Merle Haggard released his latest CD, “Working in Tennessee,” in late October. But as spring arrives and he returns to touring, he’s trying to treat the album as if it’s a brand-new release.

“Well, I got sick right there in the highlight of the (initial) promotion of it,” he explained in a late March phone interview. “So we’re in the process of talking to the promotion people at Vanguard (Records), and we’re going to get back on the promotion of it, and bring it to life, get some airplay and whatever. I think the best thing that could happen is if we could connect it with a new movie some way.”

The illness Haggard mentions was fairly serious — pneumonia — and it sidelined him in January just as he was trying to establish some momentum for “Working in Tennessee.”

“I got it bad, and I had to spend 10 days on intravenous inside the hospital and all of that,” he said. “I had some bleeding ulcers. My hemoglobin got down on me. The count was bad. Hell, I was bleeding to death, and didn’t even know it, I guess. But I got that taken care of, so I’m walking a little bit every day, a little more (at a time).”

For a moment in January, though, Haggard feared his illness was something worse — a return of the lung cancer that was diagnosed in 2008 and that he had seemingly beaten, having been given the all-clear after treatment.

“They (doctors) thought it was a recurrence when they first looked (at me),” Haggard said. “The first 30 hours down there in the hospital in Georgia, I thought it was all over.

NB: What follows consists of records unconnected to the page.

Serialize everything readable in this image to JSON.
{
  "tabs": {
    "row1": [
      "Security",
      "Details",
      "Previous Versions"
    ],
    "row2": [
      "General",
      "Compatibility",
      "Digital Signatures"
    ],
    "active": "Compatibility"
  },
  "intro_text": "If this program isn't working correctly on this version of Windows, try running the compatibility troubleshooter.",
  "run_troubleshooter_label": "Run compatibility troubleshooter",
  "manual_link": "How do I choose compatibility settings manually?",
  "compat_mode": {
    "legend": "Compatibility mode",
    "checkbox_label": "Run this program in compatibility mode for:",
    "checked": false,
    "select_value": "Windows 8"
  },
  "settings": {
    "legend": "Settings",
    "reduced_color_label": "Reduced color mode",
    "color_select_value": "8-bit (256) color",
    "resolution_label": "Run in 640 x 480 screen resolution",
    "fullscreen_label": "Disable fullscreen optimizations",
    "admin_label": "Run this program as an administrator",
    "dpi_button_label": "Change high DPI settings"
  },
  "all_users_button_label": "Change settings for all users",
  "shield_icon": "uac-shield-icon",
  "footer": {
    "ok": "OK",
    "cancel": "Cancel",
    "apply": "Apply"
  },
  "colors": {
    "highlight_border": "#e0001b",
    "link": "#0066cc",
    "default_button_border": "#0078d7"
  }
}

They said, ‘It looks like the cancer has come back.’ Yeah, they said it was a 65 percent chance that the cancer has returned.

“And I said, ‘Well, OK.’ They said ‘Now, it could be pneumonia.’ For about 30 hours until we got the report, it was tough. You really got a good chance to look at yourself.”

Haggard isn’t behaving like someone who is worried about his health these days. Having turned 75 on April 6, he is starting out on a U.S. tour that has dates booked into September and comes to the Music Hall in Portsmouth, N.H., on Friday. (Elsa Cross opens.)

And he has his eyes on booking the most extensive world tour he’s done in years. What’s more, he also said his management is exploring the possibilities of making a feature-length movie and doing a reality television show.

“We really don’t have a working title, but it (the movie) would be me and my life and my love story with Bonnie Owens and how we got started, coming out of prison and (having) fame,” Haggard said.

Haggard’s life has certainly been dramatic enough for the big screen.

Growing up in the Bakersfield suburb of Oildale, Calif., Haggard ran afoul of the law on several occasions as a teen before an attempted robbery in 1957 landed him in San Quentin state prison for three years.

There, Haggard got his life together and came out of prison ready to pursue country music. He got a deal with Tally Records, and with his first top 10 hit, “(My Friends Are Gonna Be) Strangers” in 1966, he began a run of hits that continued into the 1980s and made Haggard one of country’s top stars.

His output of albums slowed in the 1990s, but after signing with the rock label Anti Records in 2000, Haggard began a prolific stretch that has included eight studio albums, the latest of which is “Working in Tennessee.”

Along the way, Haggard married five times. He had four children with his first wife, Leona Hobbs, and a 13-year second marriage to Owens, a country star in her own right who put her career second to raising Haggard’s children and touring with him as a backup singer. That marriage ended in 1978, and Haggard went on to marry and divorce twice more before he met his current wife, Theresa Ann Lane, in 1993.

As for the reality series, that would focus on Haggard’s current day-to-day life on the road and with Theresa and their two children, Jenessa and Ben.

“I’m a blessed man,” Haggard said. “I’ve had the opportunity to live and watch some children grow up, and I didn’t start (this second family) until I was 53 years old. Here I am, and I’m healthy and everything and I’ve got this young family.

“My wife is over here saying, ‘What about my wife?’ So we’re doing real good, the family. If that part’s OK, then everything is all right, you know what I mean?”

For the moment, Haggard will be busy touring with the latest edition of his long-running band, The Strangers. A typical show includes a few tunes from the new album as well as a selection of tunes from a back catalog that includes some 100 charting singles.

“We change it up every night,” Haggard said. “We don’t use the same songs. So the band stays on their toes.”

Alan Sculley is a freelance writer.